In the political realm, our hard working congressional representatives produced a 1.3 Trillion dollar budget that was passed under the familiar omnibus terms. You know, the one where they mush everything into it and require just 24 hours to read ten thousand pages. You can bet they all burned the midnight oil too, right? The term crap sandwich was used to describe it, and President Trump signed the bill, but said he would never do so again. I am certain he read it, too. In the revolving door that is his cabinet, General H.R McMaster was replaced by John Bolton as National Security Adviser. In combination with Mr. Pompey's appointment as Secretary of State, it is reported that the Iran agreement will be toast by May, meaning sanctions on oil production there will be reinstated.

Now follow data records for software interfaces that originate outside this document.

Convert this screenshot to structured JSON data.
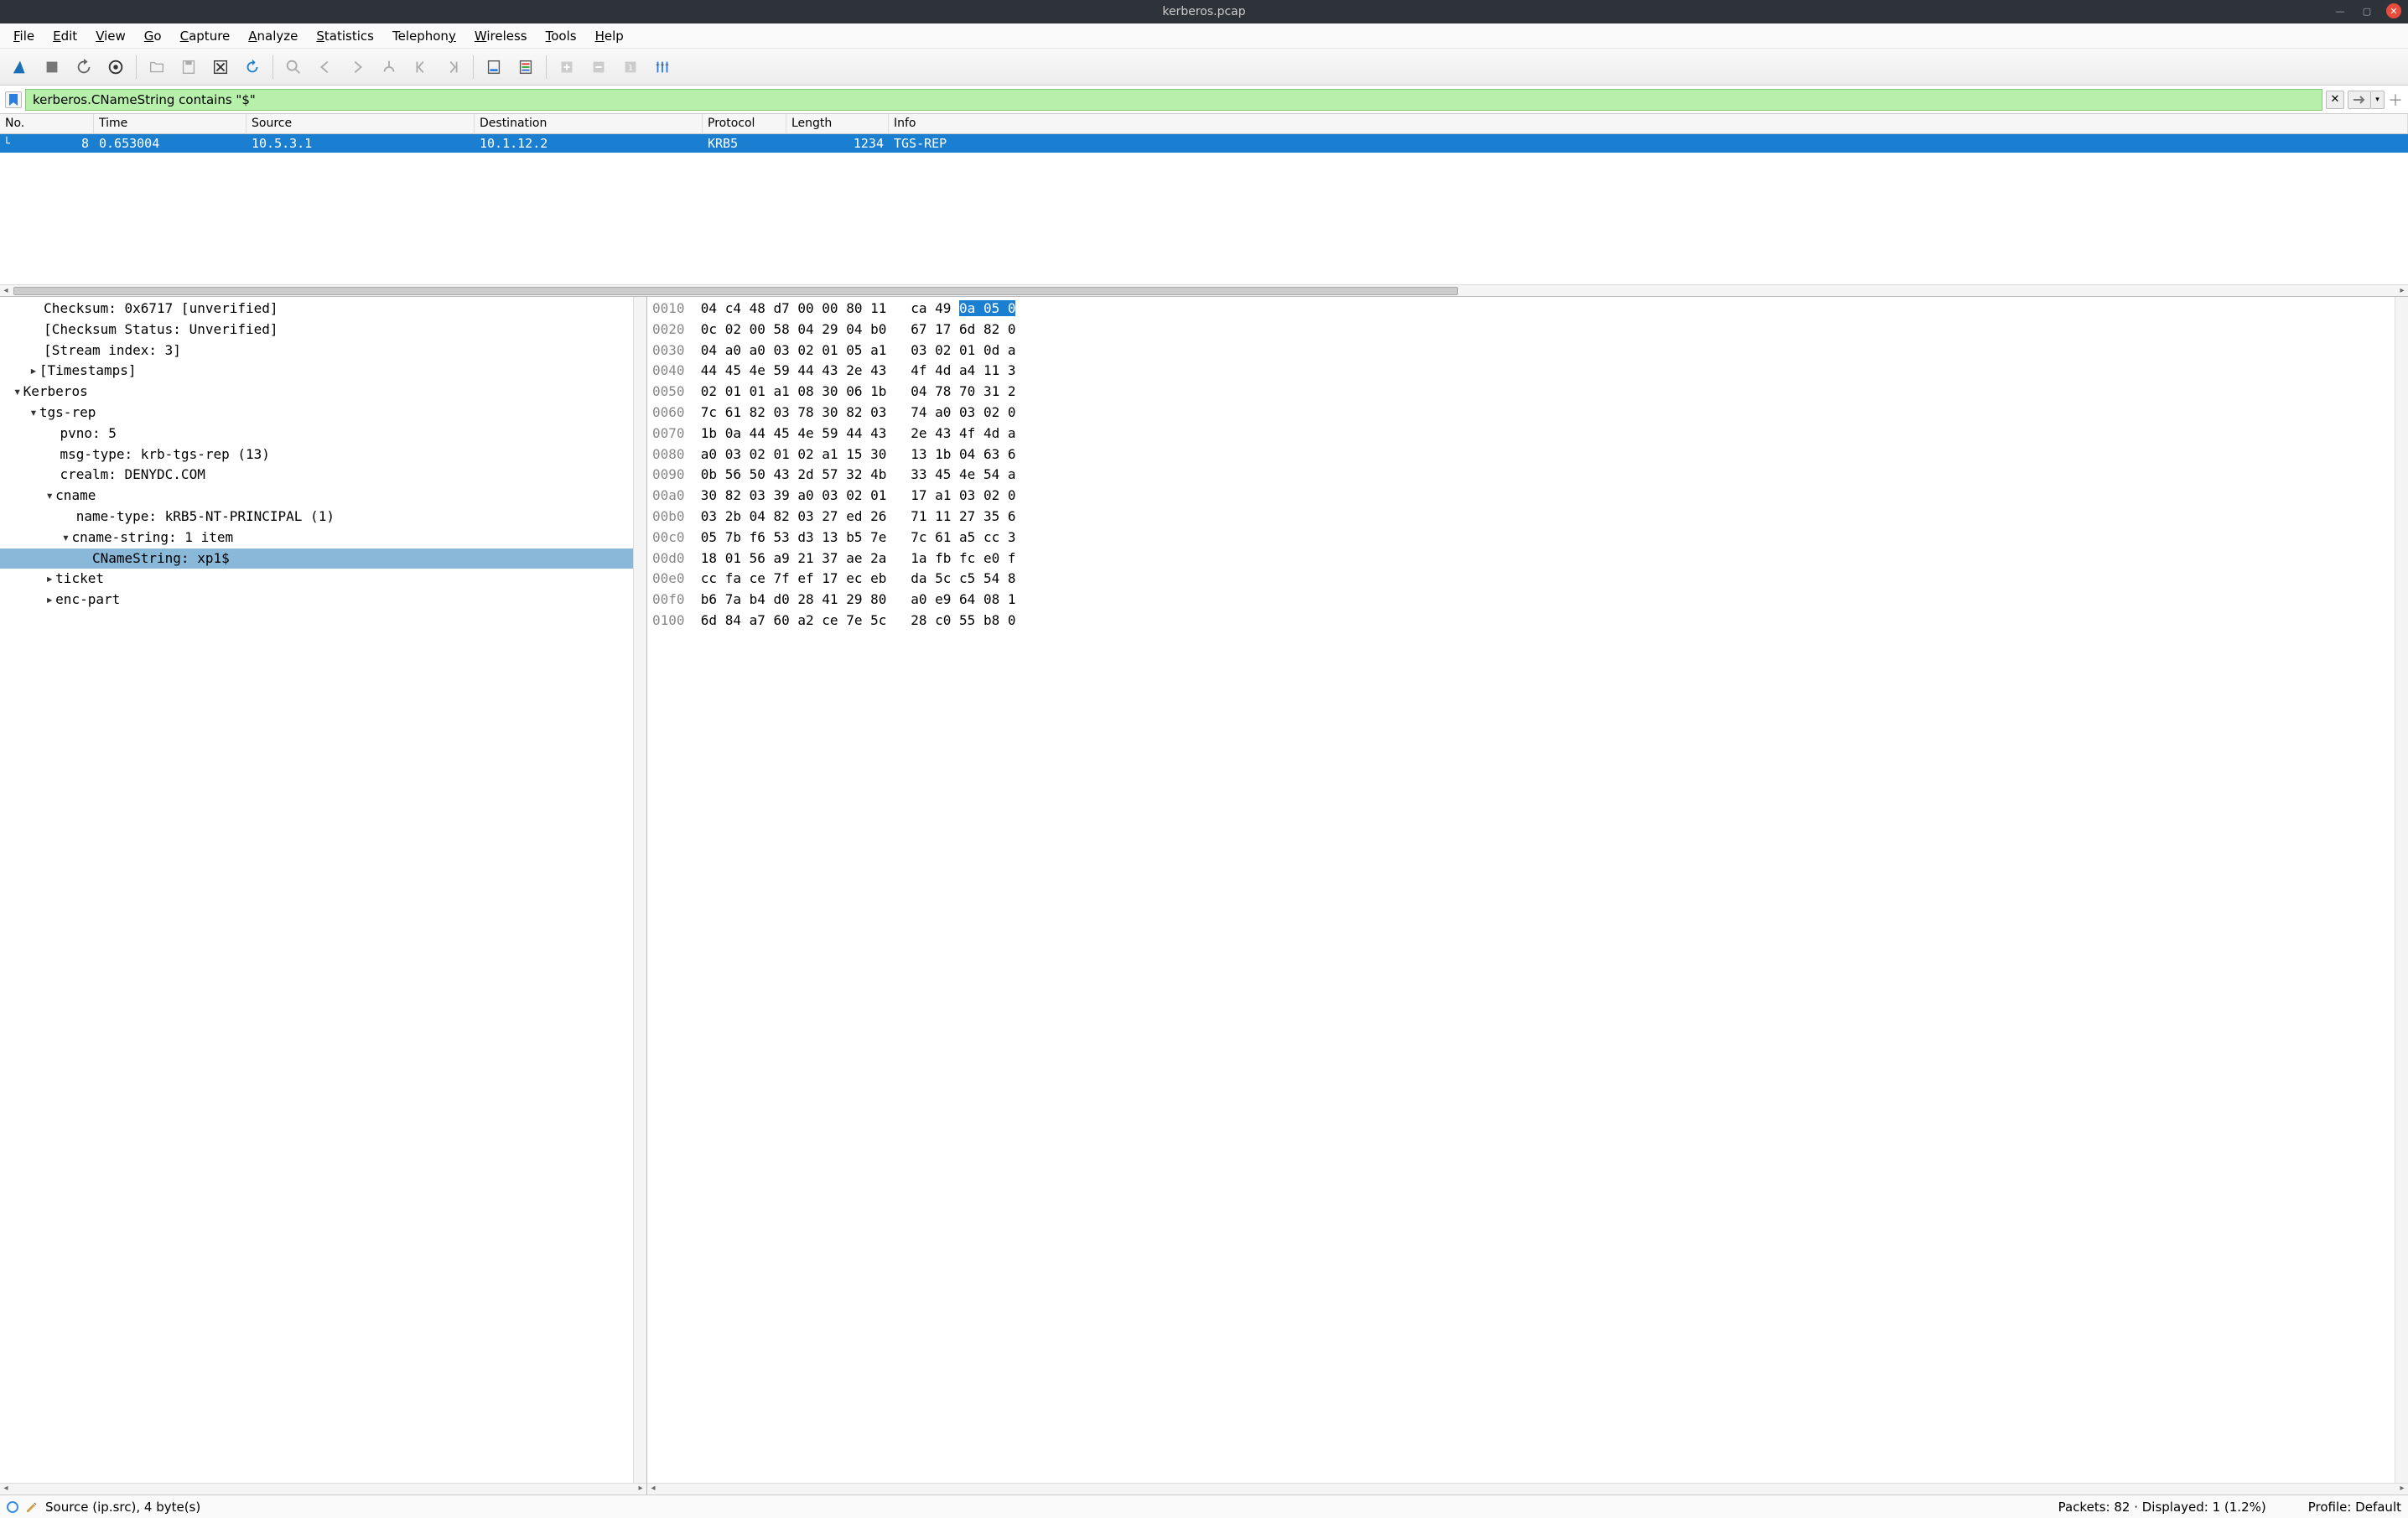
{
  "titlebar": {
    "title": "kerberos.pcap"
  },
  "menubar": {
    "file": "File",
    "edit": "Edit",
    "view": "View",
    "go": "Go",
    "capture": "Capture",
    "analyze": "Analyze",
    "statistics": "Statistics",
    "telephony": "Telephony",
    "wireless": "Wireless",
    "tools": "Tools",
    "help": "Help"
  },
  "filter": {
    "value": "kerberos.CNameString contains \"$\""
  },
  "packet_cols": {
    "no": "No.",
    "time": "Time",
    "source": "Source",
    "destination": "Destination",
    "protocol": "Protocol",
    "length": "Length",
    "info": "Info"
  },
  "packets": [
    {
      "no": "8",
      "time": "0.653004",
      "source": "10.5.3.1",
      "destination": "10.1.12.2",
      "protocol": "KRB5",
      "length": "1234",
      "info": "TGS-REP"
    }
  ],
  "tree": {
    "l0": "Checksum: 0x6717 [unverified]",
    "l1": "[Checksum Status: Unverified]",
    "l2": "[Stream index: 3]",
    "l3": "[Timestamps]",
    "l4": "Kerberos",
    "l5": "tgs-rep",
    "l6": "pvno: 5",
    "l7": "msg-type: krb-tgs-rep (13)",
    "l8": "crealm: DENYDC.COM",
    "l9": "cname",
    "l10": "name-type: kRB5-NT-PRINCIPAL (1)",
    "l11": "cname-string: 1 item",
    "l12": "CNameString: xp1$",
    "l13": "ticket",
    "l14": "enc-part"
  },
  "hex": {
    "rows": [
      {
        "off": "0010",
        "a": "04 c4 48 d7 00 00 80 11",
        "b": "ca 49 ",
        "hl": "0a 05 0"
      },
      {
        "off": "0020",
        "a": "0c 02 00 58 04 29 04 b0",
        "b": "67 17 6d 82 0"
      },
      {
        "off": "0030",
        "a": "04 a0 a0 03 02 01 05 a1",
        "b": "03 02 01 0d a"
      },
      {
        "off": "0040",
        "a": "44 45 4e 59 44 43 2e 43",
        "b": "4f 4d a4 11 3"
      },
      {
        "off": "0050",
        "a": "02 01 01 a1 08 30 06 1b",
        "b": "04 78 70 31 2"
      },
      {
        "off": "0060",
        "a": "7c 61 82 03 78 30 82 03",
        "b": "74 a0 03 02 0"
      },
      {
        "off": "0070",
        "a": "1b 0a 44 45 4e 59 44 43",
        "b": "2e 43 4f 4d a"
      },
      {
        "off": "0080",
        "a": "a0 03 02 01 02 a1 15 30",
        "b": "13 1b 04 63 6"
      },
      {
        "off": "0090",
        "a": "0b 56 50 43 2d 57 32 4b",
        "b": "33 45 4e 54 a"
      },
      {
        "off": "00a0",
        "a": "30 82 03 39 a0 03 02 01",
        "b": "17 a1 03 02 0"
      },
      {
        "off": "00b0",
        "a": "03 2b 04 82 03 27 ed 26",
        "b": "71 11 27 35 6"
      },
      {
        "off": "00c0",
        "a": "05 7b f6 53 d3 13 b5 7e",
        "b": "7c 61 a5 cc 3"
      },
      {
        "off": "00d0",
        "a": "18 01 56 a9 21 37 ae 2a",
        "b": "1a fb fc e0 f"
      },
      {
        "off": "00e0",
        "a": "cc fa ce 7f ef 17 ec eb",
        "b": "da 5c c5 54 8"
      },
      {
        "off": "00f0",
        "a": "b6 7a b4 d0 28 41 29 80",
        "b": "a0 e9 64 08 1"
      },
      {
        "off": "0100",
        "a": "6d 84 a7 60 a2 ce 7e 5c",
        "b": "28 c0 55 b8 0"
      }
    ]
  },
  "status": {
    "left": "Source (ip.src), 4 byte(s)",
    "packets": "Packets: 82 · Displayed: 1 (1.2%)",
    "profile": "Profile: Default"
  }
}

You would think that would mean oil heads higher, although with the current market state, you are probably better off not assuming anything. Regardless, I am just planting a seed for you to consider as you know that is what investing is all about.

Thank you for reading the blog this week, and if you have any questions about investing, please email me at This email address is being protected from spambots. You need JavaScript enabled to view it..

Yale Bock, Y H & C Investments, its clients, and the family of Yale Bock have positions in the securities mentioned in the blog,  Investing in securities involves risk and the potential loss of ones principal.  Past performance is no guarantee of future results.  All investment decisions should be considered with respect to ones risk tolerance, return objectives, liquidity needs, tax considerations, and one's overall financial situation.  The fact that Yale Bock has earned the right to use the Chartered Financial Analyst in no way means or guarantees performance which will be superior to a market index.